‘Constant thinking will not take you far from the place you are now. Actions will.’
Max Lukominskyi • The Mission
You can think till the cows come home, but you’ll make no progress unless you start doing. Until you start translating your thoughts or ideas into actions, they’re worthless. The best thought out ideas are worth nothing unless executed. A bad idea carried out will do more for you than a good idea that isn’t. Even with a bad idea, you’ll have something to build on or learn from, and it may inspire you in ways you didn’t think was possible. Think about that. As a creative, you should be producing more ideas than actually thinking about them. On paper it sounds unintuitive, and frankly a little daft, but you’ll end up achieving more than you think. Actions will carry you further than thoughts.
‘Don’t Overthink. Do.’
Thomas Oppong • Medium
There’s a sweet spot between jumping head first into an idea without much thought, and over-thinking it to the point of not carrying it out at all. Ideas should need to pass a criteria that you weigh based on your goals, but over-thinking them can lead to doubt, which can lead to inactivity. You can never make things perfect in your mind; your thoughts are continually in motion. Imperfect. Switching between dreams, expectations, and reality. Getting started allows you to gain momentum through the self-doubt. Be wary of over-thought, because even great ideas can be dismissed.
‘Live like everything is on the line. Know intuitively that whatever you have in your life is a bonus.’
Benjamin P. Hardy • Inc
With the amount of daily distractions around us, it’s pretty easy to get derailed. It can become difficult to find the time and motivation to address certain goals and ambitions, so they are put on the back-burner. The problem is, the longer they’re idle and not being addressed, the more likely they’ll end up being scrapped. The truth is, you can be excited about your ideas and ambitions one day, but feel the opposite the next. This is a pretty common cycle that most creatives struggle with — I know I do. There’s one ingredient missing, and it’s not passion. It’s urgency.
Urgency can give you an overwhelming desire to resolve something before it’s too late—even when you don’t feel like it. If you only had one day on this planet to make an impression, what would you do? What purpose would give you enough urgency to want to execute above all else? It’s likely that with only a limited time available, you would narrow your focus pretty quickly, and your productivity would go into overdrive. Find a purpose which will give you urgency, and appreciate any little contribution you can make to it. Make every minute count.
‘If you’re not throwing things away you aren’t replacing them with anything better.’
Adam Darowski • Interface Lovers
Good is a smokescreen that prevents you from seeing great, because it’s challenging to dismiss an already good idea to order to pursue a better one.
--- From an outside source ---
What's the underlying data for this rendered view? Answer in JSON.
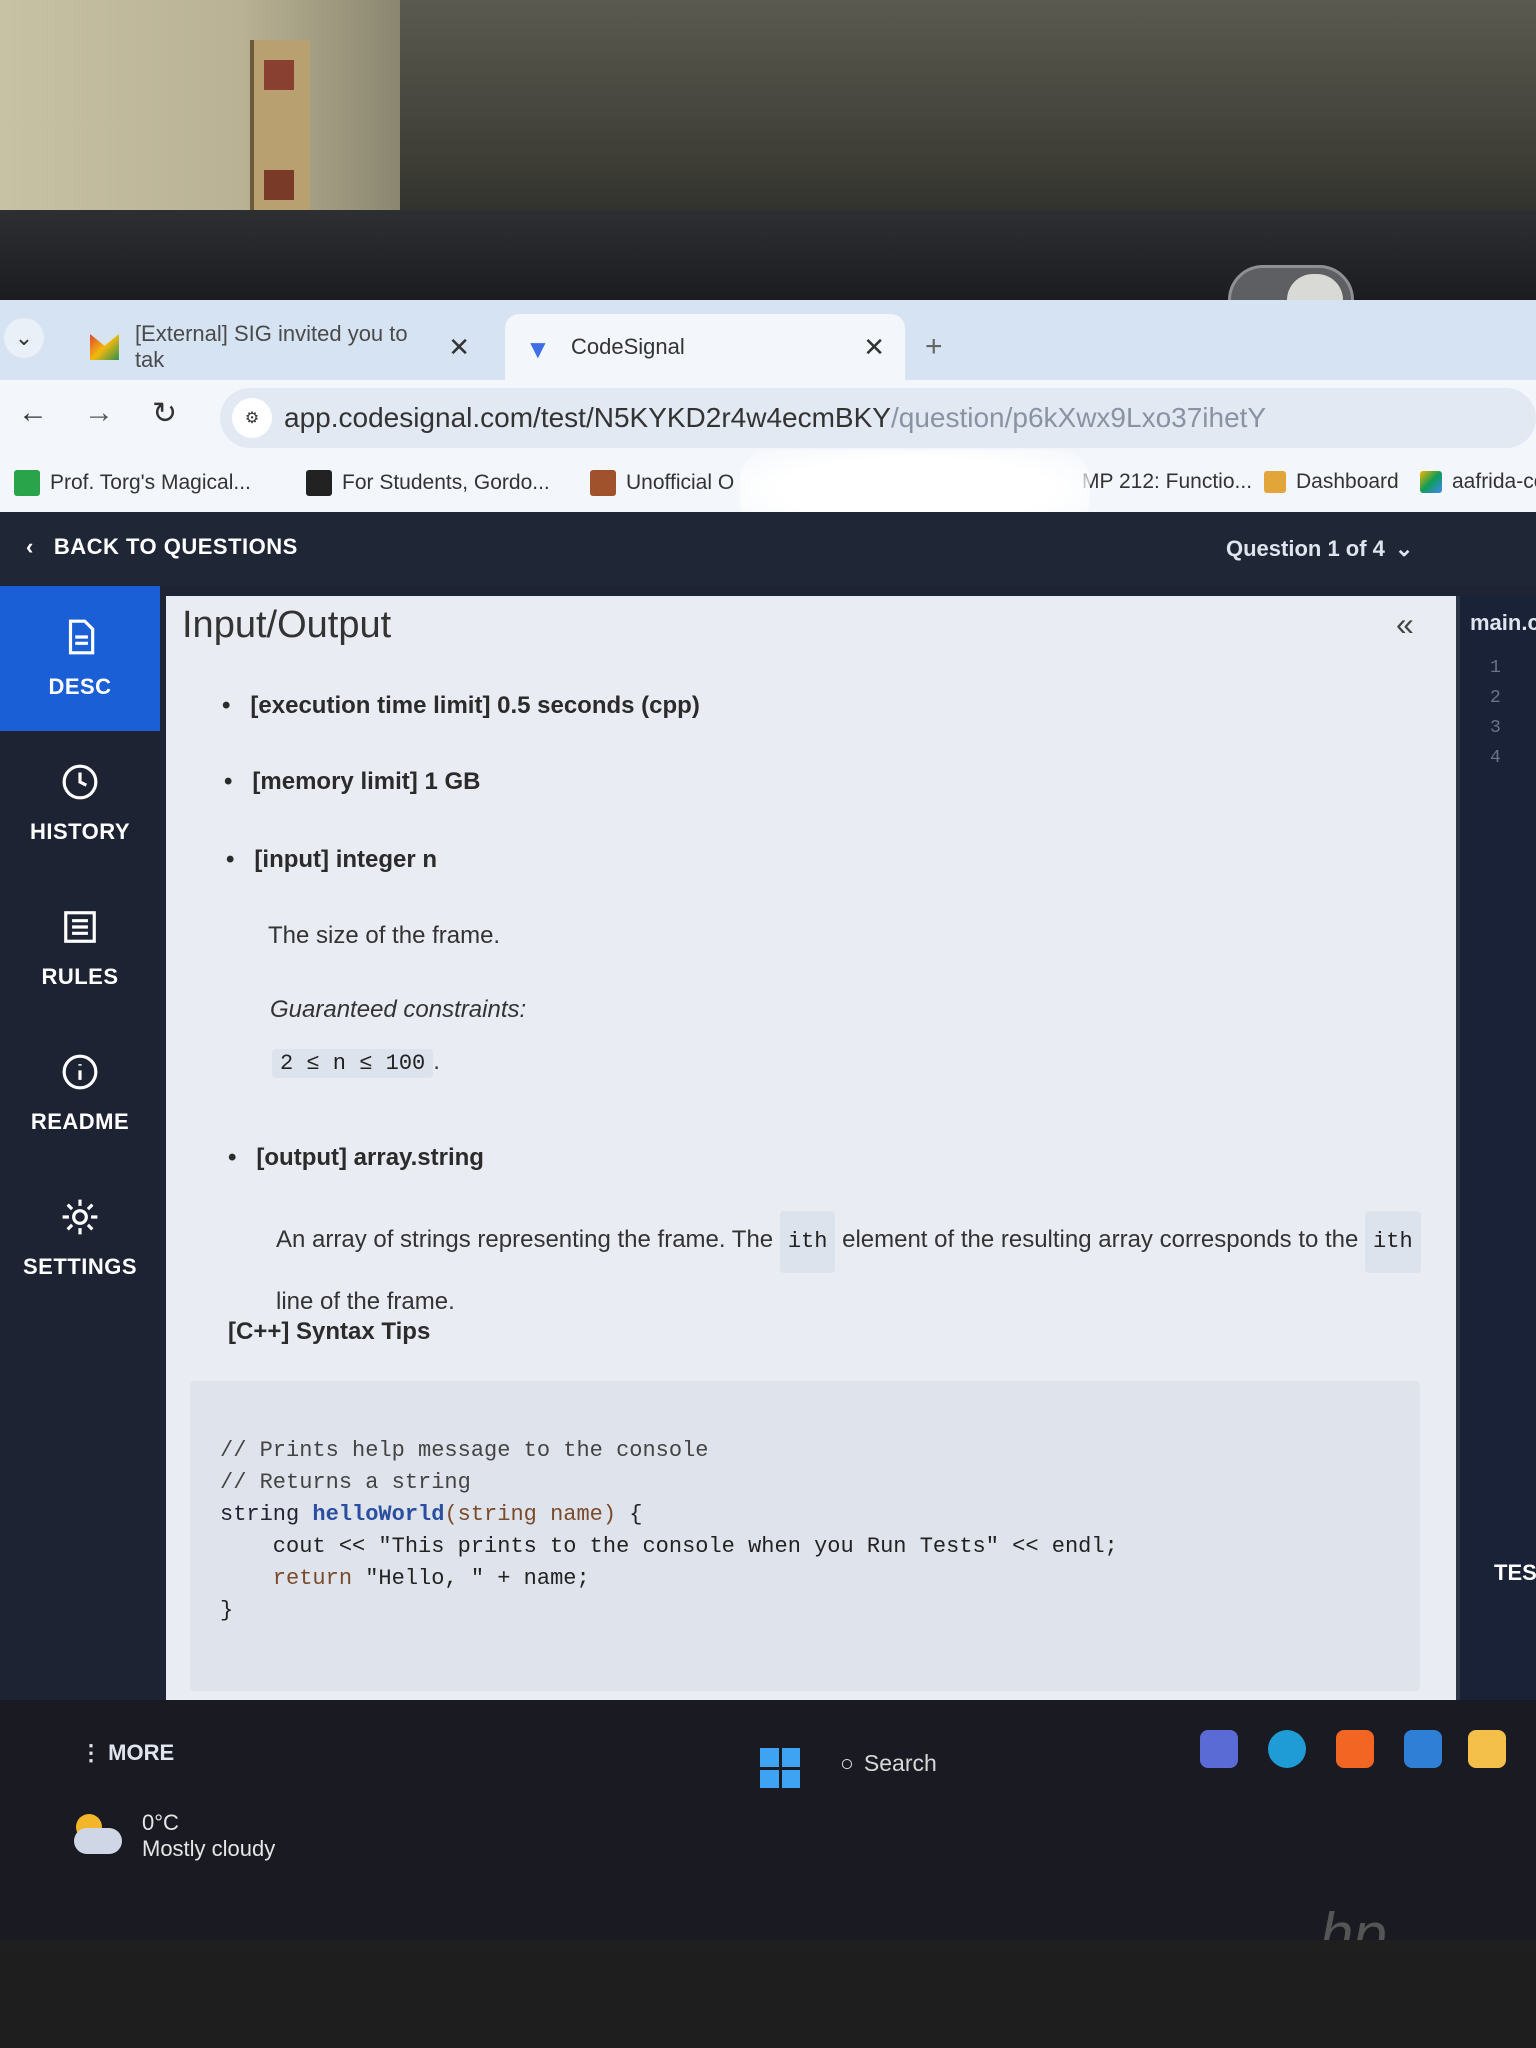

Knowing when a good idea can be even better is a fine art that requires generating and throwing away lots of ideas, with tons of iteration along the way. Every creative should learn to be comfortable with that. One technique to make that easier is to simply green light as many ideas as possible, no matter how bad they are. It can be liberating for productivity because you are generating without too much concern — the door is left open for you to embark on as much creative exploration as possible.
This is how idea generation can be successful; it’s about putting lots of initial options on the table. Paint with bigger brush strokes instead of wasting too much thought on a single idea. You can’t afford to be too deep into one idea at the very beginning. Once you weigh the options, you start applying selective perfectionism. Too much perfectionism can harm your creativity and have an impact on your productivity, but a small dosage applied in certain areas can help take your ideas to the next level.
‘You’ll only get better if you learn to take advantage of the feedback that is given to you.’
José Torre • uxdesign.cc
Regular feedback is great for productivity. It is the lifeblood of any good creative, especially in the early stages of their career—you have to take tactical advantage of feedback whenever you can. It’s much harder to be self-critical and accurately analyze your own flaws without experience, because pride and bias can cloud your judgement. Designers, for example, have a natural tendency to defend their own work at all costs—subjectively or with post-design rationalization.
The best way to improve is to share your work early, and frequently—even when it’s unfinished. Always be ready to expect the unpleasant so you’re less likely to take it personally. Even if you don’t receive constructive feedback, simply showing your work to others can induce a form of self-consciousness; elevating a sense of perception about how you feel about it out in the open. Flaws are more apparent to you than when reviewing alone.
The more comfortable you are with feedback and leveraging it on a regular basis, the less concerned you’ll be with anticipating what others might think and put more focus on the execution. You’ll concern yourself more with being productive, and have an urgency to create without over-thinking.
Follow ATF on Twitter for daily words of inspiration.